▶ Exercise prompt:
Quote the entries word for word. Omit the pictures.

--- START ---

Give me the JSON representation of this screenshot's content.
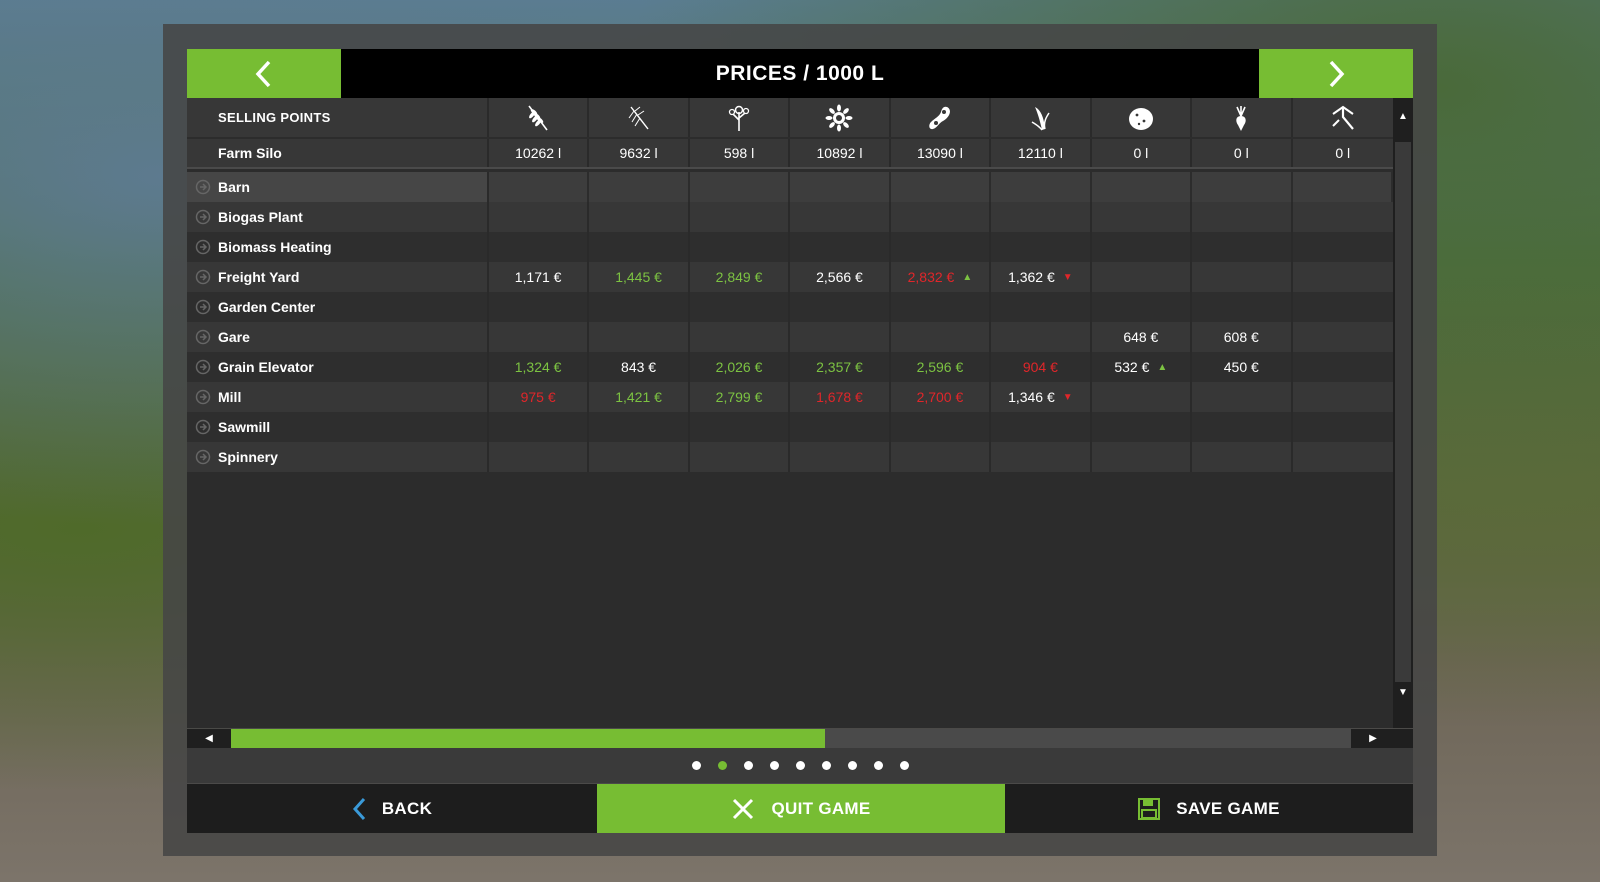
{
  "header": {
    "title": "PRICES / 1000 L"
  },
  "table": {
    "name_header": "SELLING POINTS",
    "fruit_icons": [
      "wheat-icon",
      "barley-icon",
      "canola-icon",
      "sunflower-icon",
      "soybean-icon",
      "maize-icon",
      "potato-icon",
      "sugarbeet-icon",
      "woodchips-icon"
    ],
    "farm_silo": {
      "name": "Farm Silo",
      "values": [
        "10262 l",
        "9632 l",
        "598 l",
        "10892 l",
        "13090 l",
        "12110 l",
        "0 l",
        "0 l",
        "0 l"
      ]
    },
    "rows": [
      {
        "name": "Barn",
        "selected": true,
        "cells": [
          "",
          "",
          "",
          "",
          "",
          "",
          "",
          "",
          ""
        ]
      },
      {
        "name": "Biogas Plant",
        "cells": [
          "",
          "",
          "",
          "",
          "",
          "",
          "",
          "",
          ""
        ]
      },
      {
        "name": "Biomass Heating",
        "cells": [
          "",
          "",
          "",
          "",
          "",
          "",
          "",
          "",
          ""
        ]
      },
      {
        "name": "Freight Yard",
        "cells": [
          "1,171 €",
          "1,445 €",
          "2,849 €",
          "2,566 €",
          "2,832 €",
          "1,362 €",
          "",
          "",
          ""
        ],
        "colors": [
          "white",
          "green",
          "green",
          "white",
          "red",
          "white",
          "",
          "",
          ""
        ],
        "trends": [
          "",
          "",
          "",
          "",
          "up",
          "down",
          "",
          "",
          ""
        ]
      },
      {
        "name": "Garden Center",
        "cells": [
          "",
          "",
          "",
          "",
          "",
          "",
          "",
          "",
          ""
        ]
      },
      {
        "name": "Gare",
        "cells": [
          "",
          "",
          "",
          "",
          "",
          "",
          "648 €",
          "608 €",
          ""
        ],
        "colors": [
          "",
          "",
          "",
          "",
          "",
          "",
          "white",
          "white",
          ""
        ]
      },
      {
        "name": "Grain Elevator",
        "cells": [
          "1,324 €",
          "843 €",
          "2,026 €",
          "2,357 €",
          "2,596 €",
          "904 €",
          "532 €",
          "450 €",
          ""
        ],
        "colors": [
          "green",
          "white",
          "green",
          "green",
          "green",
          "red",
          "white",
          "white",
          ""
        ],
        "trends": [
          "",
          "",
          "",
          "",
          "",
          "",
          "up",
          "",
          ""
        ]
      },
      {
        "name": "Mill",
        "cells": [
          "975 €",
          "1,421 €",
          "2,799 €",
          "1,678 €",
          "2,700 €",
          "1,346 €",
          "",
          "",
          ""
        ],
        "colors": [
          "red",
          "green",
          "green",
          "red",
          "red",
          "white",
          "",
          "",
          ""
        ],
        "trends": [
          "",
          "",
          "",
          "",
          "",
          "down",
          "",
          "",
          ""
        ]
      },
      {
        "name": "Sawmill",
        "cells": [
          "",
          "",
          "",
          "",
          "",
          "",
          "",
          "",
          ""
        ]
      },
      {
        "name": "Spinnery",
        "cells": [
          "",
          "",
          "",
          "",
          "",
          "",
          "",
          "",
          ""
        ]
      }
    ]
  },
  "scroll": {
    "horizontal_fraction": 0.53
  },
  "pager": {
    "count": 9,
    "active_index": 1
  },
  "footer": {
    "back_label": "BACK",
    "quit_label": "QUIT GAME",
    "save_label": "SAVE GAME"
  },
  "colors": {
    "accent": "#77bd33",
    "price_up": "#7cc242",
    "price_down": "#e0262a",
    "back_icon": "#3a9ad9"
  }
}
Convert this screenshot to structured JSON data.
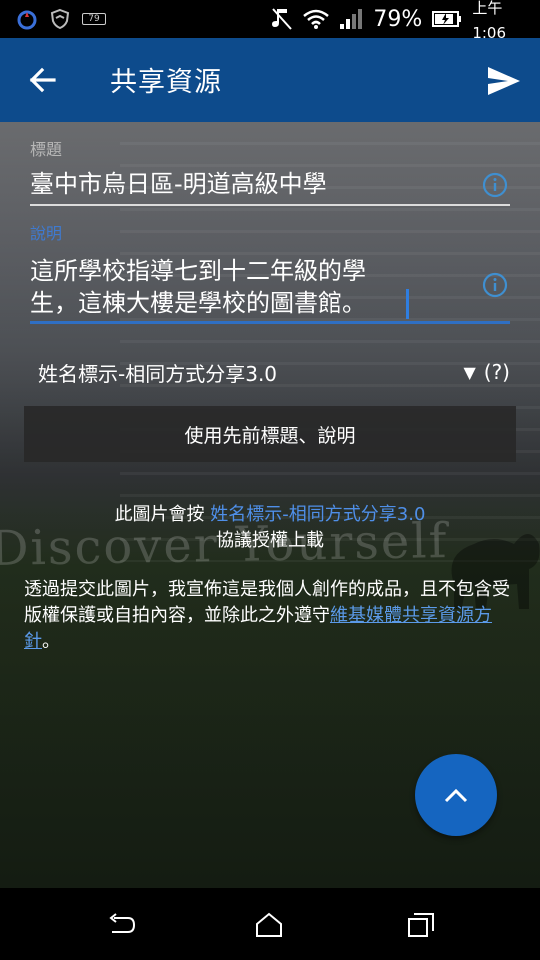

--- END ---

▶ Your solution:
Give me the JSON representation of this screenshot's content.
{
  "header": {
    "title": "PRICES / 1000 L"
  },
  "table": {
    "name_header": "SELLING POINTS",
    "fruit_icons": [
      "wheat-icon",
      "barley-icon",
      "canola-icon",
      "sunflower-icon",
      "soybean-icon",
      "maize-icon",
      "potato-icon",
      "sugarbeet-icon",
      "woodchips-icon"
    ],
    "farm_silo": {
      "name": "Farm Silo",
      "values": [
        "10262 l",
        "9632 l",
        "598 l",
        "10892 l",
        "13090 l",
        "12110 l",
        "0 l",
        "0 l",
        "0 l"
      ]
    },
    "rows": [
      {
        "name": "Barn",
        "selected": true,
        "cells": [
          "",
          "",
          "",
          "",
          "",
          "",
          "",
          "",
          ""
        ]
      },
      {
        "name": "Biogas Plant",
        "cells": [
          "",
          "",
          "",
          "",
          "",
          "",
          "",
          "",
          ""
        ]
      },
      {
        "name": "Biomass Heating",
        "cells": [
          "",
          "",
          "",
          "",
          "",
          "",
          "",
          "",
          ""
        ]
      },
      {
        "name": "Freight Yard",
        "cells": [
          "1,171 €",
          "1,445 €",
          "2,849 €",
          "2,566 €",
          "2,832 €",
          "1,362 €",
          "",
          "",
          ""
        ],
        "colors": [
          "white",
          "green",
          "green",
          "white",
          "red",
          "white",
          "",
          "",
          ""
        ],
        "trends": [
          "",
          "",
          "",
          "",
          "up",
          "down",
          "",
          "",
          ""
        ]
      },
      {
        "name": "Garden Center",
        "cells": [
          "",
          "",
          "",
          "",
          "",
          "",
          "",
          "",
          ""
        ]
      },
      {
        "name": "Gare",
        "cells": [
          "",
          "",
          "",
          "",
          "",
          "",
          "648 €",
          "608 €",
          ""
        ],
        "colors": [
          "",
          "",
          "",
          "",
          "",
          "",
          "white",
          "white",
          ""
        ]
      },
      {
        "name": "Grain Elevator",
        "cells": [
          "1,324 €",
          "843 €",
          "2,026 €",
          "2,357 €",
          "2,596 €",
          "904 €",
          "532 €",
          "450 €",
          ""
        ],
        "colors": [
          "green",
          "white",
          "green",
          "green",
          "green",
          "red",
          "white",
          "white",
          ""
        ],
        "trends": [
          "",
          "",
          "",
          "",
          "",
          "",
          "up",
          "",
          ""
        ]
      },
      {
        "name": "Mill",
        "cells": [
          "975 €",
          "1,421 €",
          "2,799 €",
          "1,678 €",
          "2,700 €",
          "1,346 €",
          "",
          "",
          ""
        ],
        "colors": [
          "red",
          "green",
          "green",
          "red",
          "red",
          "white",
          "",
          "",
          ""
        ],
        "trends": [
          "",
          "",
          "",
          "",
          "",
          "down",
          "",
          "",
          ""
        ]
      },
      {
        "name": "Sawmill",
        "cells": [
          "",
          "",
          "",
          "",
          "",
          "",
          "",
          "",
          ""
        ]
      },
      {
        "name": "Spinnery",
        "cells": [
          "",
          "",
          "",
          "",
          "",
          "",
          "",
          "",
          ""
        ]
      }
    ]
  },
  "scroll": {
    "horizontal_fraction": 0.53
  },
  "pager": {
    "count": 9,
    "active_index": 1
  },
  "footer": {
    "back_label": "BACK",
    "quit_label": "QUIT GAME",
    "save_label": "SAVE GAME"
  },
  "colors": {
    "accent": "#77bd33",
    "price_up": "#7cc242",
    "price_down": "#e0262a",
    "back_icon": "#3a9ad9"
  }
}
Convert this screenshot to structured JSON data.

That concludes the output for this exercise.